_What the task asks_. From the data below, return all lines holding the string "Values".

_Source records_.

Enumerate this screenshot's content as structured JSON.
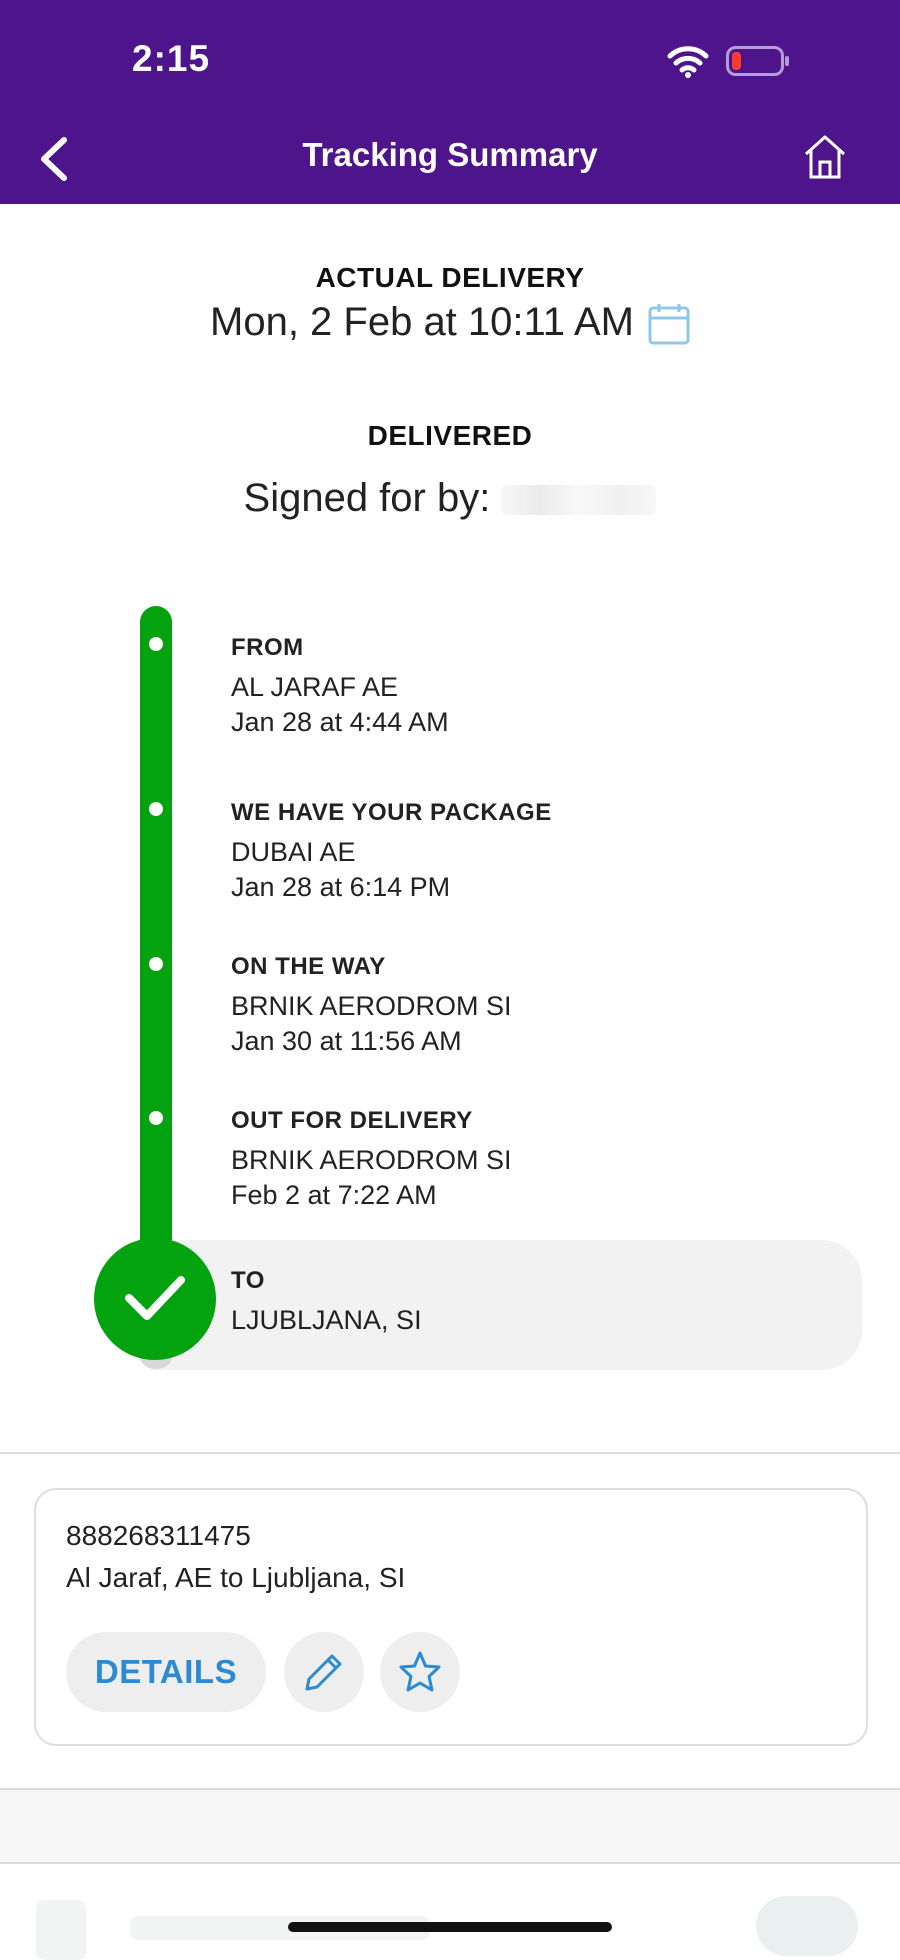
{
  "status_bar": {
    "time": "2:15"
  },
  "header": {
    "title": "Tracking Summary"
  },
  "delivery": {
    "actual_label": "ACTUAL DELIVERY",
    "date": "Mon, 2 Feb at 10:11 AM",
    "status": "DELIVERED",
    "signed_for": "Signed for by:"
  },
  "timeline": {
    "stops": [
      {
        "title": "FROM",
        "location": "AL JARAF AE",
        "time": "Jan 28 at 4:44 AM"
      },
      {
        "title": "WE HAVE YOUR PACKAGE",
        "location": "DUBAI AE",
        "time": "Jan 28 at 6:14 PM"
      },
      {
        "title": "ON THE WAY",
        "location": "BRNIK AERODROM SI",
        "time": "Jan 30 at 11:56 AM"
      },
      {
        "title": "OUT FOR DELIVERY",
        "location": "BRNIK AERODROM SI",
        "time": "Feb 2 at 7:22 AM"
      }
    ],
    "final": {
      "title": "TO",
      "location": "LJUBLJANA, SI"
    }
  },
  "shipment_card": {
    "tracking_number": "888268311475",
    "route": "Al Jaraf, AE to Ljubljana, SI",
    "details_label": "DETAILS"
  },
  "colors": {
    "header": "#4d148c",
    "timeline": "#03a30f",
    "accent": "#2b8ad1"
  },
  "icons": [
    "back-icon",
    "home-icon",
    "calendar-icon",
    "check-icon",
    "pencil-icon",
    "star-icon",
    "wifi-icon",
    "battery-icon"
  ]
}
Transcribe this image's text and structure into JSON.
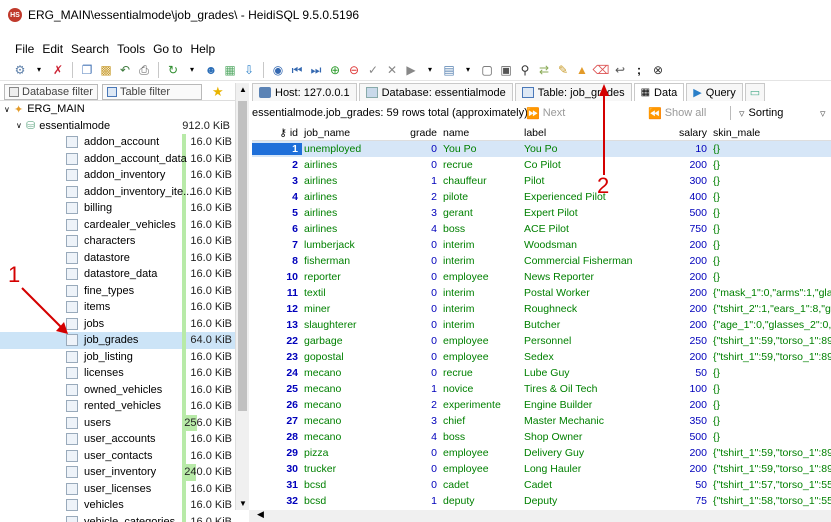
{
  "window": {
    "title": "ERG_MAIN\\essentialmode\\job_grades\\ - HeidiSQL 9.5.0.5196",
    "app_icon_text": "HS"
  },
  "menu": [
    "File",
    "Edit",
    "Search",
    "Tools",
    "Go to",
    "Help"
  ],
  "left_tabs": {
    "database_filter": "Database filter",
    "table_filter": "Table filter"
  },
  "tree": {
    "server": "ERG_MAIN",
    "database": {
      "name": "essentialmode",
      "size": "912.0 KiB"
    },
    "tables": [
      {
        "name": "addon_account",
        "size": "16.0 KiB",
        "bar": 0.02
      },
      {
        "name": "addon_account_data",
        "size": "16.0 KiB",
        "bar": 0.02
      },
      {
        "name": "addon_inventory",
        "size": "16.0 KiB",
        "bar": 0.02
      },
      {
        "name": "addon_inventory_ite...",
        "size": "16.0 KiB",
        "bar": 0.02
      },
      {
        "name": "billing",
        "size": "16.0 KiB",
        "bar": 0.02
      },
      {
        "name": "cardealer_vehicles",
        "size": "16.0 KiB",
        "bar": 0.02
      },
      {
        "name": "characters",
        "size": "16.0 KiB",
        "bar": 0.02
      },
      {
        "name": "datastore",
        "size": "16.0 KiB",
        "bar": 0.02
      },
      {
        "name": "datastore_data",
        "size": "16.0 KiB",
        "bar": 0.02
      },
      {
        "name": "fine_types",
        "size": "16.0 KiB",
        "bar": 0.02
      },
      {
        "name": "items",
        "size": "16.0 KiB",
        "bar": 0.02
      },
      {
        "name": "jobs",
        "size": "16.0 KiB",
        "bar": 0.02
      },
      {
        "name": "job_grades",
        "size": "64.0 KiB",
        "bar": 0.07,
        "selected": true
      },
      {
        "name": "job_listing",
        "size": "16.0 KiB",
        "bar": 0.02
      },
      {
        "name": "licenses",
        "size": "16.0 KiB",
        "bar": 0.02
      },
      {
        "name": "owned_vehicles",
        "size": "16.0 KiB",
        "bar": 0.02
      },
      {
        "name": "rented_vehicles",
        "size": "16.0 KiB",
        "bar": 0.02
      },
      {
        "name": "users",
        "size": "256.0 KiB",
        "bar": 0.28
      },
      {
        "name": "user_accounts",
        "size": "16.0 KiB",
        "bar": 0.02
      },
      {
        "name": "user_contacts",
        "size": "16.0 KiB",
        "bar": 0.02
      },
      {
        "name": "user_inventory",
        "size": "240.0 KiB",
        "bar": 0.26
      },
      {
        "name": "user_licenses",
        "size": "16.0 KiB",
        "bar": 0.02
      },
      {
        "name": "vehicles",
        "size": "16.0 KiB",
        "bar": 0.02
      },
      {
        "name": "vehicle_categories",
        "size": "16.0 KiB",
        "bar": 0.02
      }
    ]
  },
  "tabs": {
    "host": "Host: 127.0.0.1",
    "database": "Database: essentialmode",
    "table": "Table: job_grades",
    "data": "Data",
    "query": "Query"
  },
  "info": {
    "summary": "essentialmode.job_grades: 59 rows total (approximately)",
    "next": "Next",
    "show_all": "Show all",
    "sorting": "Sorting"
  },
  "grid": {
    "columns": [
      "id",
      "job_name",
      "grade",
      "name",
      "label",
      "salary",
      "skin_male"
    ],
    "rows": [
      [
        "1",
        "unemployed",
        "0",
        "You Po",
        "You Po",
        "10",
        "{}"
      ],
      [
        "2",
        "airlines",
        "0",
        "recrue",
        "Co Pilot",
        "200",
        "{}"
      ],
      [
        "3",
        "airlines",
        "1",
        "chauffeur",
        "Pilot",
        "300",
        "{}"
      ],
      [
        "4",
        "airlines",
        "2",
        "pilote",
        "Experienced Pilot",
        "400",
        "{}"
      ],
      [
        "5",
        "airlines",
        "3",
        "gerant",
        "Expert Pilot",
        "500",
        "{}"
      ],
      [
        "6",
        "airlines",
        "4",
        "boss",
        "ACE Pilot",
        "750",
        "{}"
      ],
      [
        "7",
        "lumberjack",
        "0",
        "interim",
        "Woodsman",
        "200",
        "{}"
      ],
      [
        "8",
        "fisherman",
        "0",
        "interim",
        "Commercial Fisherman",
        "200",
        "{}"
      ],
      [
        "10",
        "reporter",
        "0",
        "employee",
        "News Reporter",
        "200",
        "{}"
      ],
      [
        "11",
        "textil",
        "0",
        "interim",
        "Postal Worker",
        "200",
        "{\"mask_1\":0,\"arms\":1,\"glasses_1\":0,\"ha"
      ],
      [
        "12",
        "miner",
        "0",
        "interim",
        "Roughneck",
        "200",
        "{\"tshirt_2\":1,\"ears_1\":8,\"glasses_1\":15"
      ],
      [
        "13",
        "slaughterer",
        "0",
        "interim",
        "Butcher",
        "200",
        "{\"age_1\":0,\"glasses_2\":0,\"beard_1\":5,"
      ],
      [
        "22",
        "garbage",
        "0",
        "employee",
        "Personnel",
        "250",
        "{\"tshirt_1\":59,\"torso_1\":89,\"arms\":31,\""
      ],
      [
        "23",
        "gopostal",
        "0",
        "employee",
        "Sedex",
        "200",
        "{\"tshirt_1\":59,\"torso_1\":89,\"arms\":31,\""
      ],
      [
        "24",
        "mecano",
        "0",
        "recrue",
        "Lube Guy",
        "50",
        "{}"
      ],
      [
        "25",
        "mecano",
        "1",
        "novice",
        "Tires & Oil Tech",
        "100",
        "{}"
      ],
      [
        "26",
        "mecano",
        "2",
        "experimente",
        "Engine Builder",
        "200",
        "{}"
      ],
      [
        "27",
        "mecano",
        "3",
        "chief",
        "Master Mechanic",
        "350",
        "{}"
      ],
      [
        "28",
        "mecano",
        "4",
        "boss",
        "Shop Owner",
        "500",
        "{}"
      ],
      [
        "29",
        "pizza",
        "0",
        "employee",
        "Delivery Guy",
        "200",
        "{\"tshirt_1\":59,\"torso_1\":89,\"arms\":31,\""
      ],
      [
        "30",
        "trucker",
        "0",
        "employee",
        "Long Hauler",
        "200",
        "{\"tshirt_1\":59,\"torso_1\":89,\"arms\":31,\""
      ],
      [
        "31",
        "bcsd",
        "0",
        "cadet",
        "Cadet",
        "50",
        "{\"tshirt_1\":57,\"torso_1\":55,\"arms\":0,\"p"
      ],
      [
        "32",
        "bcsd",
        "1",
        "deputy",
        "Deputy",
        "75",
        "{\"tshirt_1\":58,\"torso_1\":55,\"shoes\":24,"
      ],
      [
        "33",
        "bcsd",
        "2",
        "deputy2",
        "Deputy II",
        "100",
        "{\"tshirt_1\":58,\"torso_1\":55,\"shoes\":24,"
      ],
      [
        "34",
        "bcsd",
        "3",
        "deputy3",
        "Deputy III",
        "115",
        "{\"tshirt_1\":58,\"torso_1\":55,\"shoes\":24,"
      ]
    ]
  },
  "annotations": {
    "one": "1",
    "two": "2"
  },
  "colors": {
    "annotation": "#d40000",
    "selection": "#1e6fd9",
    "string_text": "#008000",
    "number_text": "#0000bb",
    "size_bar": "#b8eaa8"
  }
}
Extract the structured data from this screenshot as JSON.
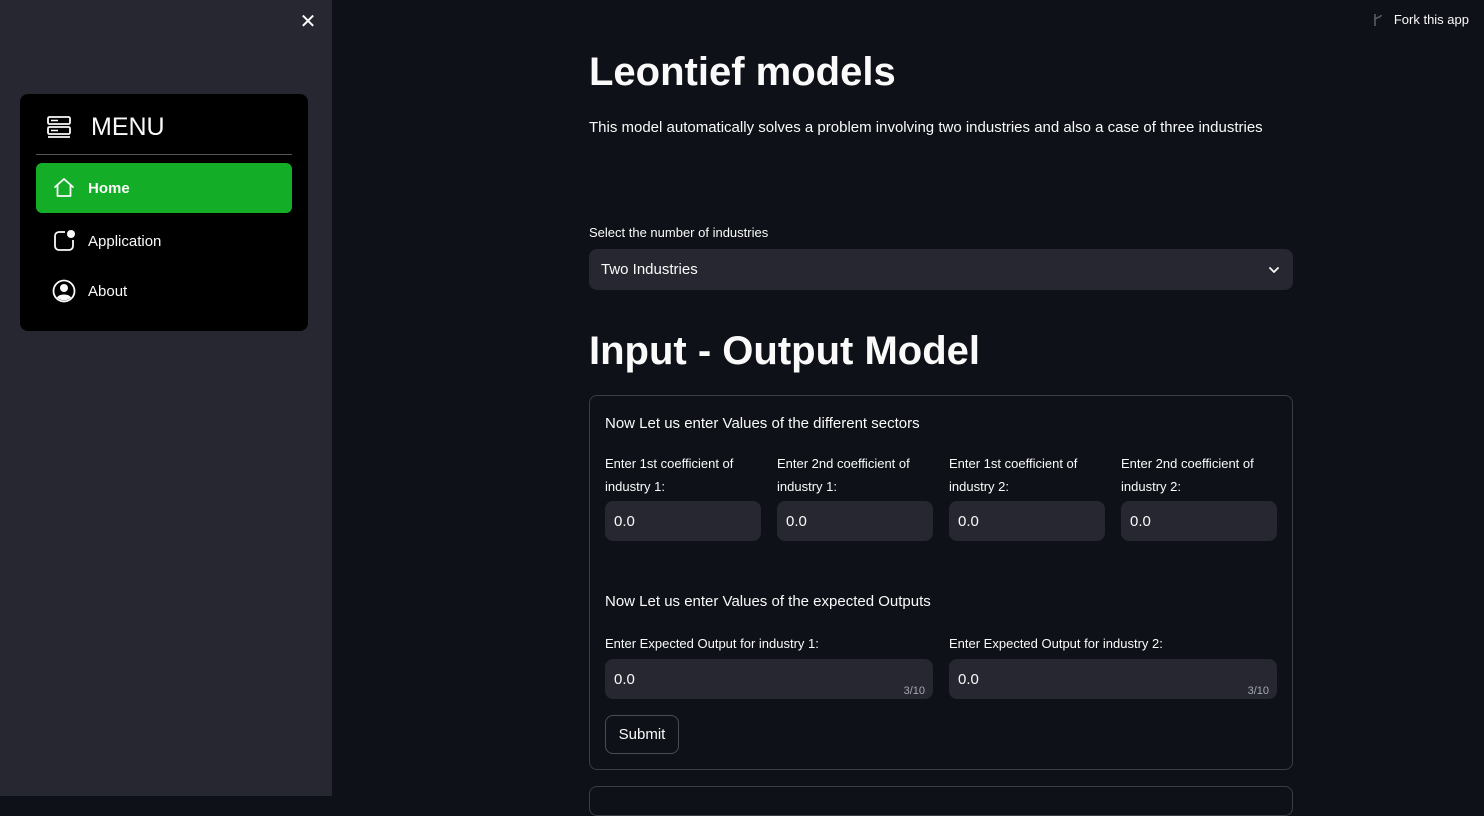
{
  "sidebar": {
    "close_label": "✕",
    "menu": {
      "title": "MENU",
      "icon": "server-icon",
      "items": [
        {
          "label": "Home",
          "icon": "house-icon",
          "active": true
        },
        {
          "label": "Application",
          "icon": "app-indicator-icon",
          "active": false
        },
        {
          "label": "About",
          "icon": "person-circle-icon",
          "active": false
        }
      ],
      "active_color": "#14ad28"
    }
  },
  "header": {
    "fork_label": "Fork this app"
  },
  "main": {
    "title": "Leontief models",
    "subtitle": "This model automatically solves a problem involving two industries and also a case of three industries",
    "select": {
      "label": "Select the number of industries",
      "value": "Two Industries"
    },
    "section_title": "Input - Output Model",
    "form": {
      "sectors_heading": "Now Let us enter Values of the different sectors",
      "coefficients": [
        {
          "label": "Enter 1st coefficient of industry 1:",
          "value": "0.0"
        },
        {
          "label": "Enter 2nd coefficient of industry 1:",
          "value": "0.0"
        },
        {
          "label": "Enter 1st coefficient of industry 2:",
          "value": "0.0"
        },
        {
          "label": "Enter 2nd coefficient of industry 2:",
          "value": "0.0"
        }
      ],
      "outputs_heading": "Now Let us enter Values of the expected Outputs",
      "outputs": [
        {
          "label": "Enter Expected Output for industry 1:",
          "value": "0.0",
          "counter": "3/10"
        },
        {
          "label": "Enter Expected Output for industry 2:",
          "value": "0.0",
          "counter": "3/10"
        }
      ],
      "submit_label": "Submit"
    }
  },
  "colors": {
    "background": "#0e1117",
    "sidebar": "#262730",
    "input": "#262730",
    "accent": "#14ad28"
  }
}
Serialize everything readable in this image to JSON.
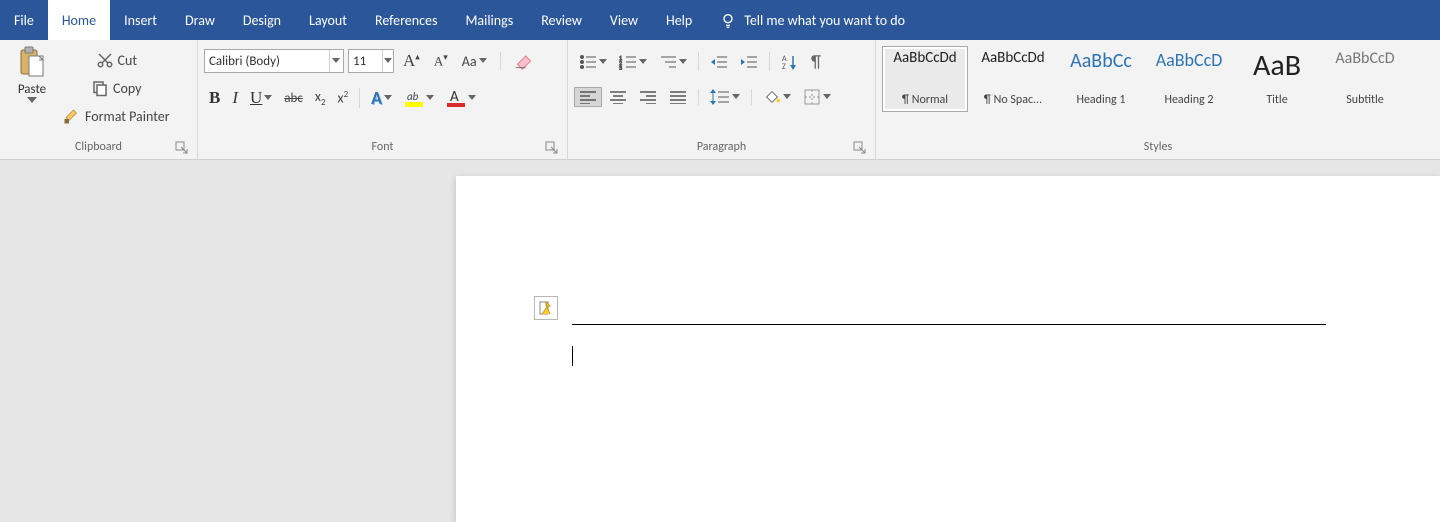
{
  "menu": {
    "items": [
      "File",
      "Home",
      "Insert",
      "Draw",
      "Design",
      "Layout",
      "References",
      "Mailings",
      "Review",
      "View",
      "Help"
    ],
    "active": "Home",
    "tellme": "Tell me what you want to do"
  },
  "clipboard": {
    "paste": "Paste",
    "cut": "Cut",
    "copy": "Copy",
    "formatpainter": "Format Painter",
    "group_label": "Clipboard"
  },
  "font": {
    "name": "Calibri (Body)",
    "size": "11",
    "group_label": "Font"
  },
  "paragraph": {
    "group_label": "Paragraph"
  },
  "styles": {
    "group_label": "Styles",
    "items": [
      {
        "sample": "AaBbCcDd",
        "label": "¶ Normal",
        "color": "#222222",
        "size": "15px",
        "selected": true
      },
      {
        "sample": "AaBbCcDd",
        "label": "¶ No Spac...",
        "color": "#222222",
        "size": "15px",
        "selected": false
      },
      {
        "sample": "AaBbCc",
        "label": "Heading 1",
        "color": "#2e74b5",
        "size": "20px",
        "selected": false
      },
      {
        "sample": "AaBbCcD",
        "label": "Heading 2",
        "color": "#2e74b5",
        "size": "18px",
        "selected": false
      },
      {
        "sample": "AaB",
        "label": "Title",
        "color": "#222222",
        "size": "30px",
        "selected": false
      },
      {
        "sample": "AaBbCcD",
        "label": "Subtitle",
        "color": "#777777",
        "size": "16px",
        "selected": false
      }
    ]
  }
}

_Task response_.
      "sectors_heading": "Now Let us enter Values of the different sectors",
      "outputs_heading": "Now Let us enter Values of the expected Outputs",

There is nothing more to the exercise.